On this final day of Winter Break—extended by 24 hours, thanks to a surprise ice storm—I’m watching puppet shows and Waltzes of the Flowers. (The children received many wonderful gifts, including the buoy swing shown above, but nothing made a bigger splash than a set of colorful tutus, which now feature in daily impromptu ballet performances. Just the thing for the indoor exercise we’ve desperately needed during the rainiest month EVER.) We’ve had lovely family visits, many games of War and Solitaire in front of the fire, a little bit of snow, a lot of cookies, and—best of all—whole luxurious days of unscheduled time. A fair bit of knitting transpired, but it was mostly hats and gloves and they were mostly gifts and only this purple pom for Jolly ended up in front of the camera. It’s made of Socks That Rock Lightweight in the color Morticia held together with Rowan Angora Haze. The STR swings from black to magenta; the Angora Haze is a solid plum color that matches the midtones and I was delighted to discover how effectively it muted the variegation. The angora also makes the hat ever so soft and cozy, of course, and this mother is pleased that her boy will agree to keep it on his head. I’m going to try the same experiment on a sort of muddy rainbow skein that Ada chose, pairing it with an ochre gold—although she’s just informed me that what she’d really like is a hat based on the yoke of my Flight sweater. She wants bright colors—leaf green, violet, pink or orange, yellow—with “the birds” in white and I’m intrigued by the design challenge of blending these to create an entirely different effect from the original browns! I think I’ve got Loft leftovers enough to pull it off and I’ve been using Brooklyn Tweed’s new online color comparison feature to dream up the right color run; Sap-Plume-Birdbook-Camper-Hayloft looks promising. Oh, and a pompon! Little children dig pompons the most.

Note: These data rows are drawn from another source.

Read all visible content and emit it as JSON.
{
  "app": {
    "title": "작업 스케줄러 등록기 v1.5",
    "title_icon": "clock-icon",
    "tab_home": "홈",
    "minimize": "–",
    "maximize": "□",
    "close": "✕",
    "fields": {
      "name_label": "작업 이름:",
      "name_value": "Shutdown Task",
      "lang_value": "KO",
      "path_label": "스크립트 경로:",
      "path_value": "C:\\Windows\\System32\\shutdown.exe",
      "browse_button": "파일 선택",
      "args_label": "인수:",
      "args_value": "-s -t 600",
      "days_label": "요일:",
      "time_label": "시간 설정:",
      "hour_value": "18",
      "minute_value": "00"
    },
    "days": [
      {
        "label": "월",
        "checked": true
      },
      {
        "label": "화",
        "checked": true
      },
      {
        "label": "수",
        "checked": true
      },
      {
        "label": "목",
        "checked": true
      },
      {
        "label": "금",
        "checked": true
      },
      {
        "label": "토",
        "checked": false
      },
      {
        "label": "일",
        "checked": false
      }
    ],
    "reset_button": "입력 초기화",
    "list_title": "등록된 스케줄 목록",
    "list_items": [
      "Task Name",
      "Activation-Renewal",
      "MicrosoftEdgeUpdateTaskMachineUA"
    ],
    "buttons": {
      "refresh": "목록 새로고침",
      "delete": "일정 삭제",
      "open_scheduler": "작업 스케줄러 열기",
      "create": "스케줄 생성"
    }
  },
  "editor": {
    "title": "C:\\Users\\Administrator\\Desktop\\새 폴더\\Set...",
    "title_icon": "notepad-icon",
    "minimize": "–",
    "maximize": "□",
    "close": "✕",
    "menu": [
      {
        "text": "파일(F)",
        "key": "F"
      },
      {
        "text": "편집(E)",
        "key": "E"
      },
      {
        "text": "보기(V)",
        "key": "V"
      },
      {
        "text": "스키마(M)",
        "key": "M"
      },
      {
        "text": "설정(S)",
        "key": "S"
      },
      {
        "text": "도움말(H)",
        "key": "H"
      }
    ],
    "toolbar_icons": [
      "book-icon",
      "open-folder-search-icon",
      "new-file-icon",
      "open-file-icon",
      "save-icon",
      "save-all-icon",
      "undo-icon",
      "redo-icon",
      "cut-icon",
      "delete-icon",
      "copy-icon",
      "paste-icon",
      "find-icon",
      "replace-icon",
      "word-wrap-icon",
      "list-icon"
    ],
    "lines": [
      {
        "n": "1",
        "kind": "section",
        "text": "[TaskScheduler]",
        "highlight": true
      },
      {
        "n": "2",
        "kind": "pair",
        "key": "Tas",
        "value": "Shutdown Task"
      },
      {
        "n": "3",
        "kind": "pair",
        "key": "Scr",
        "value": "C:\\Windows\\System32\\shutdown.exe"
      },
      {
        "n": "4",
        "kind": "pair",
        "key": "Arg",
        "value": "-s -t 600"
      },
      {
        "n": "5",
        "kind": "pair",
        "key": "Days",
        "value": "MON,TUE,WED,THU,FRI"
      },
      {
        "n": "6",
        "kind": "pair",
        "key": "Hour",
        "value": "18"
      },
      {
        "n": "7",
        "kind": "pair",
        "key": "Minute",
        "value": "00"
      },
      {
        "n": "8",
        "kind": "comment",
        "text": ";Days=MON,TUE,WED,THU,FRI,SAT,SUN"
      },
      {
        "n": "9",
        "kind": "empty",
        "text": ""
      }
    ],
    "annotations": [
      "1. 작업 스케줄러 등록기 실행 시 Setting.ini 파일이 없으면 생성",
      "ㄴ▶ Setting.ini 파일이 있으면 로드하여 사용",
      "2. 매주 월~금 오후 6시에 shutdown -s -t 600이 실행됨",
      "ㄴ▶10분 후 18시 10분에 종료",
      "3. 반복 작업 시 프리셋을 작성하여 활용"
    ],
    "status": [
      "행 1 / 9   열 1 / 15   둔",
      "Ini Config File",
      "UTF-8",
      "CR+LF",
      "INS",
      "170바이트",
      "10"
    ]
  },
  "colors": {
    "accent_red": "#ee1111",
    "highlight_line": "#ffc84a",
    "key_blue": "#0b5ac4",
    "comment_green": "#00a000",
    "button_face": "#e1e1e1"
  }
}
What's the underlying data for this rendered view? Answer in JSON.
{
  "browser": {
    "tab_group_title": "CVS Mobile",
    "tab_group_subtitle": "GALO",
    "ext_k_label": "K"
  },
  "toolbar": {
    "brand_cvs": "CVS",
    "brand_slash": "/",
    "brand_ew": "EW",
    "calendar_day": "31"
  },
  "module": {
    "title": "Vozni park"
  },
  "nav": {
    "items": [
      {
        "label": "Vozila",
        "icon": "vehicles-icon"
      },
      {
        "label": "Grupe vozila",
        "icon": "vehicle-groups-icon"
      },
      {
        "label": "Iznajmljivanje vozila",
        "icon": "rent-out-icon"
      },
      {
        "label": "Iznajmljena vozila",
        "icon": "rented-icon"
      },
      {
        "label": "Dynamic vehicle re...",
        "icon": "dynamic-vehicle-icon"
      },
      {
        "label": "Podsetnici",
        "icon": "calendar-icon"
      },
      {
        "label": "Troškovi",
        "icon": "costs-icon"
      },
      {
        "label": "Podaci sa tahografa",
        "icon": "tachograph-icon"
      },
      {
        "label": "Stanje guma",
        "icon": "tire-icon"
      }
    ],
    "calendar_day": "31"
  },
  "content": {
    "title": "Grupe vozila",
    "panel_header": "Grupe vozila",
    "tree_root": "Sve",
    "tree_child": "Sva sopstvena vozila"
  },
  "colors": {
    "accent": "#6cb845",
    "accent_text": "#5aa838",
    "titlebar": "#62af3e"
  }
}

2016 looks like a big and busy year for my little family! I’m kicking it off with a bit of self-indulgent insta-knitting: Thea Colman’s Stillhouse Vest. Mine’s in Hematite Quarry and it’s halfway done already, thanks to a couple of car trips and an evening of Sherlock. But next on the needles is something truly spectacular. More on that very soon!

Wishing every one of you an invigorating plunge into new possibilities or kindly tailwinds as your soul requires in this new year. Cin cin.